There are several methods for obtainingLin practice. I will first give a full Matlab example, before describing how to compute the Cholesky decomposition of a complex matrix using any programming language you want.

Matlab Example

Code Matlab M - [expand] 1 2 3 4 5 6 7 8 9 10 11 12 13 14 15 16 17 18 19 20 21 22 23 24 25 26 27 28 29 30 31 32 33 34 35 close all; clear all; clc; % Number of samples to generate Nsamps = 100000; % Number of signals N = 4; % Set the required second order statistics P1 = 2.3; P2 = 0.75; P3 = 3.4; P4 = 1.23; rho12 = 0.2 - 1j*0.3; rho13 = -0.6 + 1j*0.1; rho14 = -1j*0.4; rho23 = 0.1 + 1j*0.1; rho24 = 0.5; rho34 = -0.3 - 1j*0.1; % 4x4 (theoretical) covariance matrix Rxx = [P1, sqrt(P1*P2)*rho12, sqrt(P1*P3)*rho13, sqrt(P1*P4)*rho14; sqrt(P2*P1)*conj(rho12), P2, sqrt(P2*P3)*rho23, sqrt(P2*P4)*rho24; sqrt(P3*P1)*conj(rho13), sqrt(P3*P2)*conj(rho23), P3, sqrt(P3*P4)*rho34; sqrt(P4*P1)*conj(rho14), sqrt(P4*P2)*conj(rho24), sqrt(P4*P3)*conj(rho34), P4] % Generate zero-mean, unit-power, uncorrelated Gaussian random signals s = randn(N, Nsamps); % Create partially correlated signals L = chol(Rxx,'lower'); X = L*randn(N,Nsamps); % 4x4 (practical) sample covariance matrix Rxx_samp = X*X' / Nsamps

The above code will produce an output similar to the following:

As in the 2-signal case, note that we never expect the sample covariance matrix to exactly match the theoretical covariance matrix.
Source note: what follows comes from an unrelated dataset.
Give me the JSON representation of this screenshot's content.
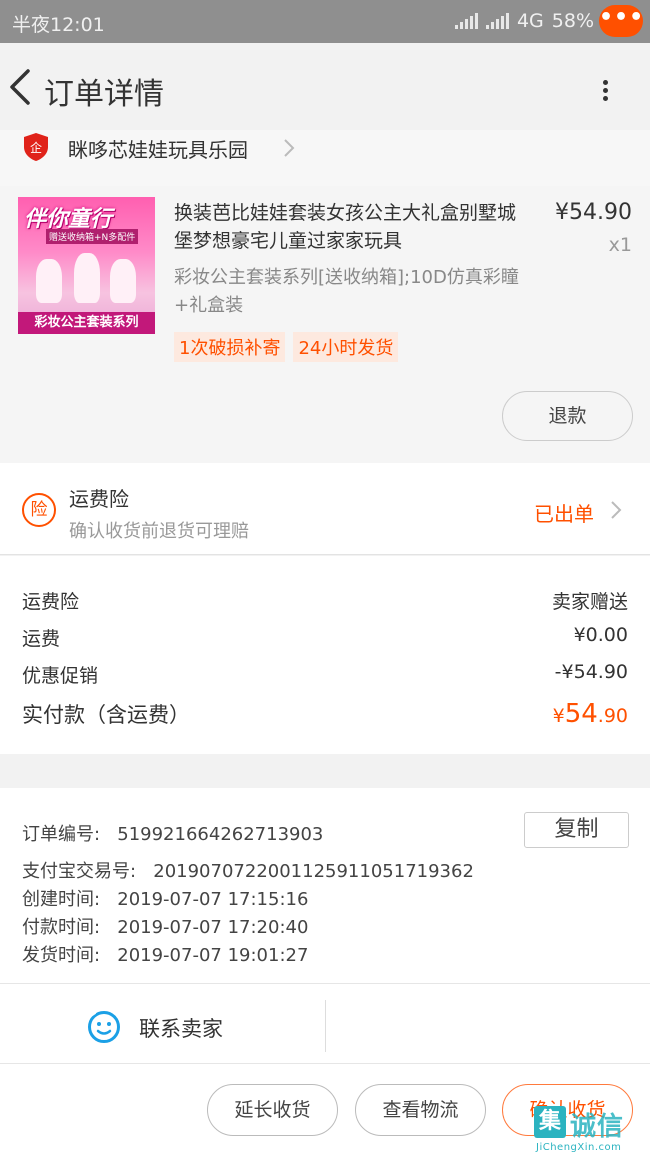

Sample statistics are themselves random variables, having their own probability distributions.Code:Rxx = 2.3000 + 0.0000i 0.2627 - 0.3940i -1.6779 + 0.2796i 0.0000 - 0.6728i 0.2627 + 0.3940i 0.7500 + 0.0000i 0.1597 + 0.1597i 0.4802 + 0.0000i -1.6779 - 0.2796i 0.1597 - 0.1597i 3.4000 + 0.0000i -0.6135 - 0.2045i 0.0000 + 0.6728i 0.4802 + 0.0000i -0.6135 + 0.2045i 1.2300 + 0.0000i Rxx_samp = 2.2921 + 0.0000i 0.2602 - 0.3927i -1.6626 + 0.2777i -0.0055 - 0.6739i 0.2602 + 0.3927i 0.7513 + 0.0000i 0.1649 + 0.1632i 0.4805 - 0.0006i -1.6626 - 0.2777i 0.1649 - 0.1632i 3.3858 + 0.0000i -0.6106 - 0.2066i -0.0055 + 0.6739i 0.4805 + 0.0006i -0.6106 + 0.2066i 1.2347 + 0.0000i

Other Programming Languages

Free source code is provided in 37 languages for computing the Cholesky decomposition of real matrices at this Rosetta Code page: [link].Please notethat many of these implementations need a very minor modification to work with complex-valued matrices.

Specifically, one term needs conjugating. Using the C code example as pseudocode, we need to conceptually modify the following:

Code C++ - [expand] 1 2 3 4 // Replace this operation... s += L[i * n + k] * L[j * n + k]; // ... with this operation s += L[i * n + k] * conj(L[j * n + k]);